Access to Land for Housing in Uganda
Access to land for Housing in Uganda:
Secure access to land is critical to improving livelihoods of poor people in regard to production and access to decent shelter. In Uganda notably in urban communities land markets are facing enormous competition and this is driving up the cost of housing to the point where even the most minimal standard of informal sector housing is unaffordable to the poor. Limited access to land and poor tenure systems has led to increasing illegal settlements in form of slums mostly in poor drained areas since most poor people in urban areas is an option they can afford. There is need to put up mechanisms for these groups to be able to access land for decent shelter. Some of the ways in which different stakeholders in the sector can explore in this regard include:
Most countries have legislation that enables governments to purchase or expropriate private land in the interest of the community at large, either at or below market prices, which they can use to enhance the supply of affordable land.
This is primarily used to acquire public or private land for development in advance of need at relatively cheap cost. It can be used to contain land speculation, redistribute land to the poor, and finance infrastructure investments. However, hers is also risk that it may generate land scarcity, causing land prices to raise and, consequently, increased informal land and housing development.
This typically involves the owner of the land occupied by a slum or informal settlement being given incentives to lease or sell part of their property to the occupants [squatters or tenants] below market price. The land owner then develops the most economically attractive part of the land. In this way, land sharing brings gains to both parties.
This entails land ownership and land use of fragmented adjoining sites being re-arranged to provide land for development purposes, e.g. slum upgrading or planned hosing development. It often includes negotiated and participatory solutions, and has the potential to work as a self financing technique.
Incremental land development strategies
Allowing people to settle on subserviced land and infrastructure to be installed incrementally, over time can increase the supply of affordable land for housing.
Transfer of development rights [TDR]

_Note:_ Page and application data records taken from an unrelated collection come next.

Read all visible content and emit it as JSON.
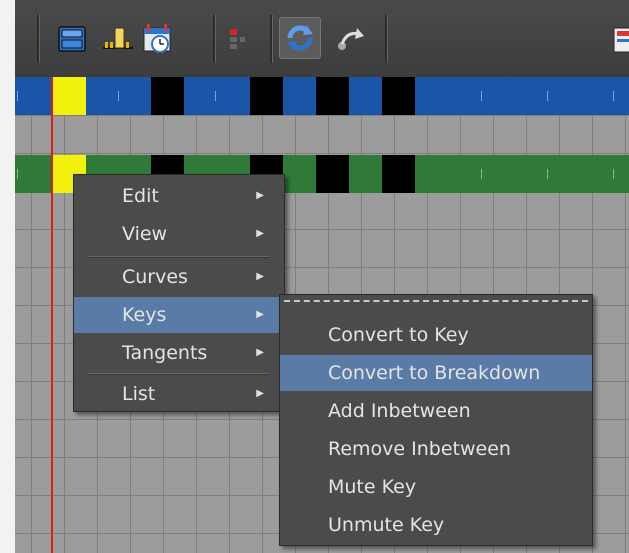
{
  "context_menu": {
    "items": [
      {
        "label": "Edit",
        "has_submenu": true
      },
      {
        "label": "View",
        "has_submenu": true
      },
      {
        "label": "Curves",
        "has_submenu": true
      },
      {
        "label": "Keys",
        "has_submenu": true
      },
      {
        "label": "Tangents",
        "has_submenu": true
      },
      {
        "label": "List",
        "has_submenu": true
      }
    ],
    "active_item": "Keys",
    "submenu_arrow": "▶"
  },
  "keys_submenu": {
    "items": [
      {
        "label": "Convert to Key"
      },
      {
        "label": "Convert to Breakdown"
      },
      {
        "label": "Add Inbetween"
      },
      {
        "label": "Remove Inbetween"
      },
      {
        "label": "Mute Key"
      },
      {
        "label": "Unmute Key"
      }
    ],
    "highlighted_item": "Convert to Breakdown"
  },
  "toolbar": {
    "icons": [
      "layout-icon",
      "scale-keys-icon",
      "timeline-clock-icon",
      "red-key-icon",
      "auto-sync-icon",
      "redo-curve-icon",
      "graph-editor-icon"
    ],
    "active_icon": "auto-sync-icon"
  },
  "colors": {
    "menu_bg": "#4b4b4b",
    "highlight": "#5a7ba5",
    "blue_track": "#1a56a8",
    "green_track": "#2f7a39",
    "key_yellow": "#f1f10d",
    "playhead": "#d42020"
  }
}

This can be used to generate low income housing on high value urban land through the participation of private land owners and developers. It works where land is at premium and where permitted densities for residential development are high enough to leave surplus land after building low income housing.
This is commonly used where governments want to enhance the use of land where slums have developed. however, it generally creates more problems than it solves, especially following forced evictions and demolition of slums, which destroys a substantial stock of conveniently located hosing which is affordable to the urban poor as well as livelihoods. It should therefore be avoided, unless absolutely necessary or justifiable.